I’m having a lot of fun reading Pipe International’s blog documenting the process of building and deploying their PPC-1 undersea telecommunication cable. The cable is running from Sydney, Australia to Guam, where it will peer with other high-capacity submarine cables into various parts of Asia. It is fascinating to learn a bit more about the amazing advances in engineering that make the installation of a 6,500 kilometer long, 1.92 Terabit per second fiber-optic cable a reality. When it comes right down to it, they are building a massive infrastructure around a pair of tiny glass fiber cables that are each the width of a human hair. And through that itty bitty cable, they are able to pipe an amount of data equivalent to, oh, I dunno, some large number of Libraries of Congress per second. Or the example they use, a system that could accommodate the entire population of Australia simultaneously making overseas telephone calls.

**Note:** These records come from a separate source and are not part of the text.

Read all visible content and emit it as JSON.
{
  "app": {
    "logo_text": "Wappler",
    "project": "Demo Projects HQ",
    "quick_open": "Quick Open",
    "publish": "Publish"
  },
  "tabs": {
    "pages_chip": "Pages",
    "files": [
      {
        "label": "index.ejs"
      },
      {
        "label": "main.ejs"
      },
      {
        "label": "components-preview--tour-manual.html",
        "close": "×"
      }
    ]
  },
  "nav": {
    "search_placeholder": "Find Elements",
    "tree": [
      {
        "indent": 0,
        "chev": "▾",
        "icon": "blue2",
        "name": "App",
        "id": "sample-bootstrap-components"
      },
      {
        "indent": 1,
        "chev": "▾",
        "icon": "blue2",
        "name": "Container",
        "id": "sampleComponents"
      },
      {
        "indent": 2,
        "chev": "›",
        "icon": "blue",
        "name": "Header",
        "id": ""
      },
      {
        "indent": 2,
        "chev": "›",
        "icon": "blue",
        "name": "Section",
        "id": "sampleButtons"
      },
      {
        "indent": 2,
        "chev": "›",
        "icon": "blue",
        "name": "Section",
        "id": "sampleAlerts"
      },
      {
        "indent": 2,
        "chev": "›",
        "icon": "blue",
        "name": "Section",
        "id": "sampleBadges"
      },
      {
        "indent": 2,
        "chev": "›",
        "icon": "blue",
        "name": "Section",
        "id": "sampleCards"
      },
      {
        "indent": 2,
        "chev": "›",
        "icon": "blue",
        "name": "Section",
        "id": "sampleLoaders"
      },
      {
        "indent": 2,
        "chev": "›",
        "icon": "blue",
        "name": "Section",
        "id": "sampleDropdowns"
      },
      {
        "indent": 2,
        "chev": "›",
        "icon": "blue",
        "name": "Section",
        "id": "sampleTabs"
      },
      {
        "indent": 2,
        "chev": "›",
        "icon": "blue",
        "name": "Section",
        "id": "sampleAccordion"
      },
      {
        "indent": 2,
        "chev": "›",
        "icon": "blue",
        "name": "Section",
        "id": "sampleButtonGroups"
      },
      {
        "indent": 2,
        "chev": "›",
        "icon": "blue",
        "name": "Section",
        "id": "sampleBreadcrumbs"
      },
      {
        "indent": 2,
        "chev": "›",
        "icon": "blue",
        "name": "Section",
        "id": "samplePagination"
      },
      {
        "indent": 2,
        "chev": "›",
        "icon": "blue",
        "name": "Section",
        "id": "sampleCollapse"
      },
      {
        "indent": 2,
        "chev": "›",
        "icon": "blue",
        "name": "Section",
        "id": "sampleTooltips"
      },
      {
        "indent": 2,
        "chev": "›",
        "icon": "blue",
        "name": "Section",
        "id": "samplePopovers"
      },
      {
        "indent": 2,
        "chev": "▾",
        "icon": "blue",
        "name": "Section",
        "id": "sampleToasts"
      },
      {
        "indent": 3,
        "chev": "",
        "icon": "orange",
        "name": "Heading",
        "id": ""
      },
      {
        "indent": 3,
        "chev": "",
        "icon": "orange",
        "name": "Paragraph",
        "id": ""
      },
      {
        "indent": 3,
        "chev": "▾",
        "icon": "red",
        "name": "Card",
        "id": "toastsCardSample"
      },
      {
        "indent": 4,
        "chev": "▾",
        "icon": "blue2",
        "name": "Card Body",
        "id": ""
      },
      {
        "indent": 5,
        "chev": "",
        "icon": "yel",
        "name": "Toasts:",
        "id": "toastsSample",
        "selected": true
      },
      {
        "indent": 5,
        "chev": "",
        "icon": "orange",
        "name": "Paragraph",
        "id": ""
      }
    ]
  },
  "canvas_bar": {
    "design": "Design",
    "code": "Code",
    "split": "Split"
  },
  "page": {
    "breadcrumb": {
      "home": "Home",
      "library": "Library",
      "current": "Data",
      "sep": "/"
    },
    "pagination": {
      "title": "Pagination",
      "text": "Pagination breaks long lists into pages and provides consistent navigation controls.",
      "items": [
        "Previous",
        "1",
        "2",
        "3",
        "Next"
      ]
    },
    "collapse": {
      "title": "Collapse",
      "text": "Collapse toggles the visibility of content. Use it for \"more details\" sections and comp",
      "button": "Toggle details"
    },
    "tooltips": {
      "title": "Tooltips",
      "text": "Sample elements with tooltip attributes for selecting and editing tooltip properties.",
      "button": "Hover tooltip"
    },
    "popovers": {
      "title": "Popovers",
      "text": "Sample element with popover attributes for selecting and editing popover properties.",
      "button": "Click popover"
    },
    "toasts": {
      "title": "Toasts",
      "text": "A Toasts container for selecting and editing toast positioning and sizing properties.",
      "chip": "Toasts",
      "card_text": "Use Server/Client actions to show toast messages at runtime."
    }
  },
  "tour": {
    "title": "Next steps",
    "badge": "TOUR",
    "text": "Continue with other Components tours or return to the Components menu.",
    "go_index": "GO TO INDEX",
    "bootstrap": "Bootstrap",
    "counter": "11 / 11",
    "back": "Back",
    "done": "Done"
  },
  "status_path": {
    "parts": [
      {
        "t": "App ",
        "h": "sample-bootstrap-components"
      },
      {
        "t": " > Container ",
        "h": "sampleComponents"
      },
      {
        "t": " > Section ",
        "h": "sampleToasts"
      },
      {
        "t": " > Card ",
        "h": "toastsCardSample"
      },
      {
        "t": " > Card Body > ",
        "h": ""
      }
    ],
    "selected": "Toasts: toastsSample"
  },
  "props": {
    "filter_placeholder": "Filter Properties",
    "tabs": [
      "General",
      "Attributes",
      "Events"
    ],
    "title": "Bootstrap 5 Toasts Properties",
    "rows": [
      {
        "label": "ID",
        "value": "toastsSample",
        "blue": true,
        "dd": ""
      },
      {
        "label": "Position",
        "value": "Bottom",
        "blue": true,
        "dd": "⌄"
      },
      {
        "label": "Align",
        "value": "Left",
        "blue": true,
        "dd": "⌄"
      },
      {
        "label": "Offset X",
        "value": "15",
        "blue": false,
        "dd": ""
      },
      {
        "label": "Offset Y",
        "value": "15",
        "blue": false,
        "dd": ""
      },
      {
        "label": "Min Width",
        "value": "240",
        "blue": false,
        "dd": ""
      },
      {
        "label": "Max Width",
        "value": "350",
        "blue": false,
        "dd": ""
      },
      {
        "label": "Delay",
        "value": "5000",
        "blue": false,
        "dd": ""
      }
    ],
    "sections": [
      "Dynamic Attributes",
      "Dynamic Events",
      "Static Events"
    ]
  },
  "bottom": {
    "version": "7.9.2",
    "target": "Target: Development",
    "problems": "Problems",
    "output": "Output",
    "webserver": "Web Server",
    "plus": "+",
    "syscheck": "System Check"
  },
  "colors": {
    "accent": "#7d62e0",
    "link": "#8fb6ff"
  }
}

Now, I know that a light channel that carries 10 gigabits per second needs to pulse ten billion times a second in order to work its magic, but I never really thought about that number: ten billion light pulses per second! And then, they multiplex it on different light wavelengths so that there are 96 simultaneous data streams, each 10 gigabits per second, which adds up to 960 gigabits per second, and then another cable doing the same thing in the other direction. All this over a fiber pair the width of a couple human hairs, traveling over six thousand kilometers over the ocean floor. And the time it takes for the data to get from Sydney to Guam? 35 milliseconds.
Yeah, when you think about it, its pretty damn cool.